For the word "screenshot", search the records and show each line in which it occurs.

-- Recorded data follows --

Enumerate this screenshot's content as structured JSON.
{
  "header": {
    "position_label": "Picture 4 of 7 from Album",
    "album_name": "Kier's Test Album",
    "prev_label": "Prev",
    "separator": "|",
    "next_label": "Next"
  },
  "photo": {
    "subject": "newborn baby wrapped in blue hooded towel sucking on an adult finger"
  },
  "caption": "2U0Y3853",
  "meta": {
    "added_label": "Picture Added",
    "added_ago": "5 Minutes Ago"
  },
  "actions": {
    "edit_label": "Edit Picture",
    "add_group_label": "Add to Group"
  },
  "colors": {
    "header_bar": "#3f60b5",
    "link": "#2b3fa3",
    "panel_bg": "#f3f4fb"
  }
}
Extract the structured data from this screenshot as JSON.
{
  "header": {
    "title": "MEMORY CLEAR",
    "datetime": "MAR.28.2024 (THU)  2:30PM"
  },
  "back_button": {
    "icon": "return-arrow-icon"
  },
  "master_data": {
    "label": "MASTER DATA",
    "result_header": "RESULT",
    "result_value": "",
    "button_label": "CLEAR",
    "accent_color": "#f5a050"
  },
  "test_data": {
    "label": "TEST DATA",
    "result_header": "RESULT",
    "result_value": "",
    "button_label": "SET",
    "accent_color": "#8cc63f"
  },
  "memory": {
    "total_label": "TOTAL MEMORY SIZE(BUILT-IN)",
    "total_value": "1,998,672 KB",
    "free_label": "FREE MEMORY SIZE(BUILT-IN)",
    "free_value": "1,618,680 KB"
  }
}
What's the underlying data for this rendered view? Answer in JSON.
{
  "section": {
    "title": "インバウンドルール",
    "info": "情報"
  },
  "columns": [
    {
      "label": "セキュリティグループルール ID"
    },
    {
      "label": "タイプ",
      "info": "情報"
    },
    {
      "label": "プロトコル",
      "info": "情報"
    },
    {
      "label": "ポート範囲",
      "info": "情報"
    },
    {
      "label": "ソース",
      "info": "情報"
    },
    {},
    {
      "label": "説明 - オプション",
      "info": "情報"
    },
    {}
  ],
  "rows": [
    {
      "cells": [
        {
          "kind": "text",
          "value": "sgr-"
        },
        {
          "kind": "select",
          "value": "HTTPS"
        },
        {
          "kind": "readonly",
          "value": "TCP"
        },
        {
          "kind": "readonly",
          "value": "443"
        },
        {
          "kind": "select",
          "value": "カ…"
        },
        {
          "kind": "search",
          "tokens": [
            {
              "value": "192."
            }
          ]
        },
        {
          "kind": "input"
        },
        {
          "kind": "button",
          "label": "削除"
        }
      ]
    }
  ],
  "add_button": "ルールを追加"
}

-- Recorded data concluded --

--- Solution for this exercise ---
Enumerate this screenshot's content as structured JSON.
Extract the structured data from this screenshot as JSON.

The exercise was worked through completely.